### GOAL OF THE EXERCISE
Read through the entries below and return each line with the word "data".
::::
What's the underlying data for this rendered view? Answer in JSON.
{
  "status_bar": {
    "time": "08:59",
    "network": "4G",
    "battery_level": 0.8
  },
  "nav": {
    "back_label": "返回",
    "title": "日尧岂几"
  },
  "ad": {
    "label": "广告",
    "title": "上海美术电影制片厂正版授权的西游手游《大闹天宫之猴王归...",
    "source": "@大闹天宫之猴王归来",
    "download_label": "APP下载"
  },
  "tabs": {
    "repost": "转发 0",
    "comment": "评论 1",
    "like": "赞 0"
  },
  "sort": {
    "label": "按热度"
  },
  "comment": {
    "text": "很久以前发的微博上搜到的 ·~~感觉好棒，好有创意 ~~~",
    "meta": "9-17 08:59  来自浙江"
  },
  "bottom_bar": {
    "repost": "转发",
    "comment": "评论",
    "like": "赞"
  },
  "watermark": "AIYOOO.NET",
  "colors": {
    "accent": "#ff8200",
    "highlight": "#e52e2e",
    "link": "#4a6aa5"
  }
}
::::
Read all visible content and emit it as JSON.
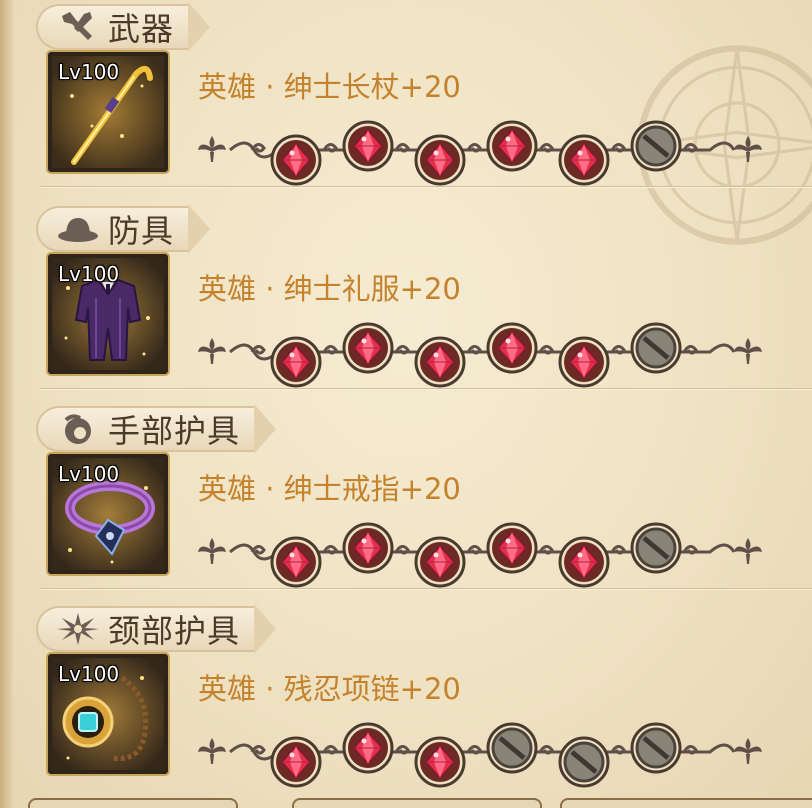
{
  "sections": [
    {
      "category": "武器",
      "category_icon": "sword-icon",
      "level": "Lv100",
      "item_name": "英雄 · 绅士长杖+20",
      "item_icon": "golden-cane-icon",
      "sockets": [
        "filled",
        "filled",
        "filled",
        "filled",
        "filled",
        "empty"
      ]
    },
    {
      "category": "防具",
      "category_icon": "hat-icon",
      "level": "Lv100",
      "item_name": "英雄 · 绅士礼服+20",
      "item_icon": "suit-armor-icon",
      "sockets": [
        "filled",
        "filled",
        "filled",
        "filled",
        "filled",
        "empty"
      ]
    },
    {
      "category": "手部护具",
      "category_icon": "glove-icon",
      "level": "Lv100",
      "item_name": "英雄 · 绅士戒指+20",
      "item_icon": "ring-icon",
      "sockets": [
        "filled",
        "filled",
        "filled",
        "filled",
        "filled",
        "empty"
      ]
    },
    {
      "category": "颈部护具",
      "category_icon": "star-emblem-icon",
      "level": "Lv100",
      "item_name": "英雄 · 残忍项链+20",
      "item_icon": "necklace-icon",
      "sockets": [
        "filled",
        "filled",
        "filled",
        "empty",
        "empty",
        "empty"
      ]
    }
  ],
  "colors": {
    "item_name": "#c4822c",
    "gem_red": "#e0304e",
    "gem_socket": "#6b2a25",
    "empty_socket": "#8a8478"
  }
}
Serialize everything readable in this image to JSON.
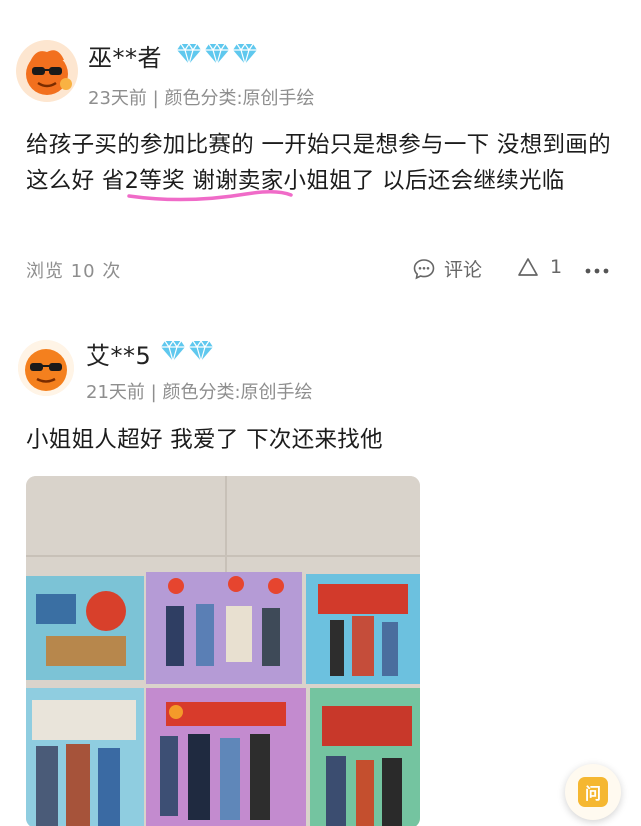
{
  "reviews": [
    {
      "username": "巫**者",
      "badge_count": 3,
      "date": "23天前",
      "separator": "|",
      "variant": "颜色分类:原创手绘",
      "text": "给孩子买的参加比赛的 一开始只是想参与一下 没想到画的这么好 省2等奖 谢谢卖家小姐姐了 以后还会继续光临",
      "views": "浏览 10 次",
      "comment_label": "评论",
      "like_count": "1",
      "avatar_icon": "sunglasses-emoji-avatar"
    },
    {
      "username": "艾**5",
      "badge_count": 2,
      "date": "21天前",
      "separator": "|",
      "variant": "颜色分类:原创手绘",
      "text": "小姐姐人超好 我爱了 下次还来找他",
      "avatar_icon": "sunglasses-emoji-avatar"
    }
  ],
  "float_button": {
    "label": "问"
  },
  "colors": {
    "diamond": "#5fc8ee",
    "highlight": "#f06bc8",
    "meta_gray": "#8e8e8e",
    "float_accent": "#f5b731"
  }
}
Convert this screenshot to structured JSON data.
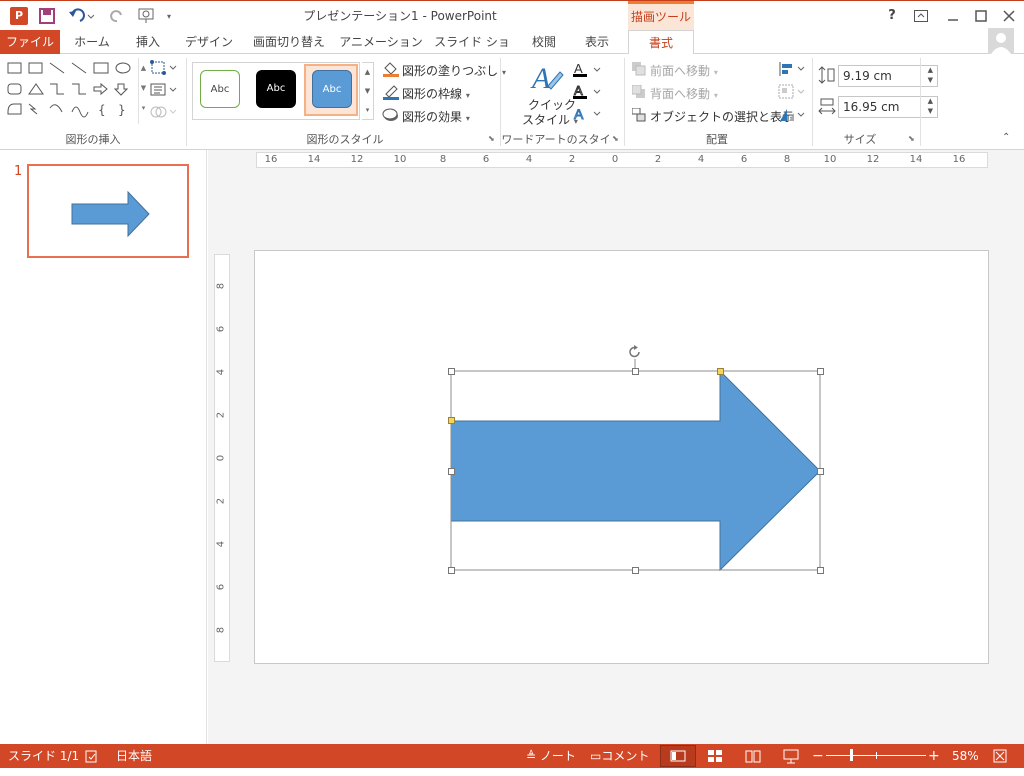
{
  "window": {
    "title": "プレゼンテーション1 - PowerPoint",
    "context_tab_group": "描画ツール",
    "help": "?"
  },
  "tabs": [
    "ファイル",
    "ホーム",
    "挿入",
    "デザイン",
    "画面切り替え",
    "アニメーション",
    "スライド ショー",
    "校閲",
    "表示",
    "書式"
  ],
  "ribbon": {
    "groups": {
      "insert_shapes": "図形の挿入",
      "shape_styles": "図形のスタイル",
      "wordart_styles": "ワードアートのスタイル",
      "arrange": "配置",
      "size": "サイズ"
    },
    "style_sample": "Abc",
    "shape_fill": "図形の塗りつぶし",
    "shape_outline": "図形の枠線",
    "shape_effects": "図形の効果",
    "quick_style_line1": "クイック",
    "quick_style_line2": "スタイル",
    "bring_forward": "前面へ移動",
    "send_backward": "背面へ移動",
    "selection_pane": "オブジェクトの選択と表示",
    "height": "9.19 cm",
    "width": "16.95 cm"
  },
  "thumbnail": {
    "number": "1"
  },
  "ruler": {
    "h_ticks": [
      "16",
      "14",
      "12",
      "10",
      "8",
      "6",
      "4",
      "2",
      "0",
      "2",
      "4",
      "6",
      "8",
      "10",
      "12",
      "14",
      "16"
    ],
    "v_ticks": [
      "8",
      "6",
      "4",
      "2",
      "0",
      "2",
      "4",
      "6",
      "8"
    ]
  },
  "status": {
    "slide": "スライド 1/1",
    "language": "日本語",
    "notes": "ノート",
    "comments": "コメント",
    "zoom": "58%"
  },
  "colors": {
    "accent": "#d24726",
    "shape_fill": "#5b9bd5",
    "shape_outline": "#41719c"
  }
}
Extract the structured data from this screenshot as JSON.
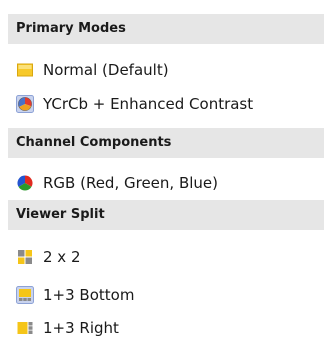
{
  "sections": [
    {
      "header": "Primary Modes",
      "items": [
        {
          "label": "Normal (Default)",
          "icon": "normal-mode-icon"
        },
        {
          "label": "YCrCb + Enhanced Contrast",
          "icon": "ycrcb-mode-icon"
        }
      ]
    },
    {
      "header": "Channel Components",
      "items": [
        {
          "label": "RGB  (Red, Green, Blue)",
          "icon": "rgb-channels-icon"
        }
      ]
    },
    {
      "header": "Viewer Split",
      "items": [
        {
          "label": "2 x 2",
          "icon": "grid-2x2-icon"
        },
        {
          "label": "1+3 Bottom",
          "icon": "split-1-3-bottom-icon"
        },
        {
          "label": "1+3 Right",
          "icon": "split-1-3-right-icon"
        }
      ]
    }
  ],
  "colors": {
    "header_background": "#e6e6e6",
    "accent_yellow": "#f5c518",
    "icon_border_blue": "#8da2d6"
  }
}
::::
### WRITTEN RESPONSE
What's the underlying data for this rendered view? Answer in JSON.
Convert this screenshot to structured JSON data.
Extract the structured data from this screenshot as JSON.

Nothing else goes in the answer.